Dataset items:

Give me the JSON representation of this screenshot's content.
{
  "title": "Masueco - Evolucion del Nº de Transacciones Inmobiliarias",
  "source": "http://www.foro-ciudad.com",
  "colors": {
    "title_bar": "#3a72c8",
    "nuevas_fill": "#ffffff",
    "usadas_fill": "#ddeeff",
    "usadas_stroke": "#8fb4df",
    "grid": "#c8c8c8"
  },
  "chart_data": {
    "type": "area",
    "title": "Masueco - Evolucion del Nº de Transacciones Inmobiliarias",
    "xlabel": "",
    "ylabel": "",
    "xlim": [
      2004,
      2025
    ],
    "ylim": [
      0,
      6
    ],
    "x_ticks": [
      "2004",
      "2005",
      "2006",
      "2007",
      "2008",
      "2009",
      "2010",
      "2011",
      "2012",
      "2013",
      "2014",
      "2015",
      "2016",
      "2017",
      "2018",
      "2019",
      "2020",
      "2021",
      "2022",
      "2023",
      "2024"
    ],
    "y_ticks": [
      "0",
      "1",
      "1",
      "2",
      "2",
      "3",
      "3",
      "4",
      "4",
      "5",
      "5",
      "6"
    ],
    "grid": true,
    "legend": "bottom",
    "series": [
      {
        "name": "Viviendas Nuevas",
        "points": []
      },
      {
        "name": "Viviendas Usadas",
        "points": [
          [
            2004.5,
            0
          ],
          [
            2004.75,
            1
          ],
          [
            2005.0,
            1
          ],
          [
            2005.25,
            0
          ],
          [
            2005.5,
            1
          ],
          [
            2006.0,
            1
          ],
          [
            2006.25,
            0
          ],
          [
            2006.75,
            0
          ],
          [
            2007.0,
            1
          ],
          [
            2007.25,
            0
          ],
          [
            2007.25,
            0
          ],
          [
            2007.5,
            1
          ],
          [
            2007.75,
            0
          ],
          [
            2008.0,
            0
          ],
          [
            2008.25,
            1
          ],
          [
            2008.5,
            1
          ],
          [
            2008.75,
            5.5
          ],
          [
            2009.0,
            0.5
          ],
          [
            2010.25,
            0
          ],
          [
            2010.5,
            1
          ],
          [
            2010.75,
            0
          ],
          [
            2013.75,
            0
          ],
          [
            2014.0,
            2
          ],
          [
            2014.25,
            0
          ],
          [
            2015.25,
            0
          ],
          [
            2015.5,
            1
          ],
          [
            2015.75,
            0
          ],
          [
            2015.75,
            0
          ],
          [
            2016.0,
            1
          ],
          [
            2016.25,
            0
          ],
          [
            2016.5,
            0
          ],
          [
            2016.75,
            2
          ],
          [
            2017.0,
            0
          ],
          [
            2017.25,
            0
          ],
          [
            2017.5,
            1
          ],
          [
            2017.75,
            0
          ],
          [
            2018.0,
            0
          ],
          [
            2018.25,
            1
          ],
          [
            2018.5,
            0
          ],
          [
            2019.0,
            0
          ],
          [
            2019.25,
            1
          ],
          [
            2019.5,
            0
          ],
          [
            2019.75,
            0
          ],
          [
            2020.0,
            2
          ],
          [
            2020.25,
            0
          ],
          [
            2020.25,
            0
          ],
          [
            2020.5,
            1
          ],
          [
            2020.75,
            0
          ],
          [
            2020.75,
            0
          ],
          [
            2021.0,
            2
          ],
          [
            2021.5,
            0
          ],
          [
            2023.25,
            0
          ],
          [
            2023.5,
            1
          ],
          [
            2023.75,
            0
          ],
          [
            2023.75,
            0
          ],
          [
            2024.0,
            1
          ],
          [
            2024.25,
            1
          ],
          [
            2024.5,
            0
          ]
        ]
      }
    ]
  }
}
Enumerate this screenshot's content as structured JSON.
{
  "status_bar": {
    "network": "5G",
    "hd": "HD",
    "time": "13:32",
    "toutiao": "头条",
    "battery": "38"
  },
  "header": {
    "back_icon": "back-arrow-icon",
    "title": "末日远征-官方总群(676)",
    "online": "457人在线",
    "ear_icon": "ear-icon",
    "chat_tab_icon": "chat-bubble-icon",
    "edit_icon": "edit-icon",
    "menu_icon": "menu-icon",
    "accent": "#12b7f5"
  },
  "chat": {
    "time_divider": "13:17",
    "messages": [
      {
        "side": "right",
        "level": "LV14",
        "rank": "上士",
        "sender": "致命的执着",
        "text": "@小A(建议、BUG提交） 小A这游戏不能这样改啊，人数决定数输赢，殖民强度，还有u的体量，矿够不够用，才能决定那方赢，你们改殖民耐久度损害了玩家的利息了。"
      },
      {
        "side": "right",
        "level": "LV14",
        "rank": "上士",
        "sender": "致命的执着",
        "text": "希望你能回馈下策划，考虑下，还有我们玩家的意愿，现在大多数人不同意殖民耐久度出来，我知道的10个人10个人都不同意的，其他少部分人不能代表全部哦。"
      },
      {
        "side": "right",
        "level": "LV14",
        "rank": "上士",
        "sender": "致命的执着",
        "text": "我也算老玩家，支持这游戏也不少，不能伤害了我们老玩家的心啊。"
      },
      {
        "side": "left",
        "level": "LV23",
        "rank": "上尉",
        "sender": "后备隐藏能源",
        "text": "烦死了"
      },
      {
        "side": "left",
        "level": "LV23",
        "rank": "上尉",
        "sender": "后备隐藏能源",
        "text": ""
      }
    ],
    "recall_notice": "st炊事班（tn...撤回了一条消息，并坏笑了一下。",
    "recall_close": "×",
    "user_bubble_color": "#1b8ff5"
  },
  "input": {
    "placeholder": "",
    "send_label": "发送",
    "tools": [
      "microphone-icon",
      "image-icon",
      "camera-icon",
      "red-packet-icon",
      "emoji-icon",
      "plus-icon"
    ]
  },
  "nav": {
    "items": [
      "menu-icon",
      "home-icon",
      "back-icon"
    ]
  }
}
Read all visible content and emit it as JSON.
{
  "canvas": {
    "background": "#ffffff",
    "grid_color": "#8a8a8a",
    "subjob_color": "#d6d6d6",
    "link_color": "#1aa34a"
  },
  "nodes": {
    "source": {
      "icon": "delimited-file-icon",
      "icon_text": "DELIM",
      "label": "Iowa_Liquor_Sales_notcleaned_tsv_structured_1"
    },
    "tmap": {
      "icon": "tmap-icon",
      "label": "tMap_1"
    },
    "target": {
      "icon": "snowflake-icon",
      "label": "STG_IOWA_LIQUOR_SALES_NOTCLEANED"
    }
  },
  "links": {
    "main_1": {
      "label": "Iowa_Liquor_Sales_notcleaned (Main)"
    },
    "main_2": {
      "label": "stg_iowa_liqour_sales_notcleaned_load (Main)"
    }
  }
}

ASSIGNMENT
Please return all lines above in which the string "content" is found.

EXPECTED ANSWER
Give me the JSON representation of this screenshot's content.
Enumerate this screenshot's content as structured JSON.
Read all visible content and emit it as JSON.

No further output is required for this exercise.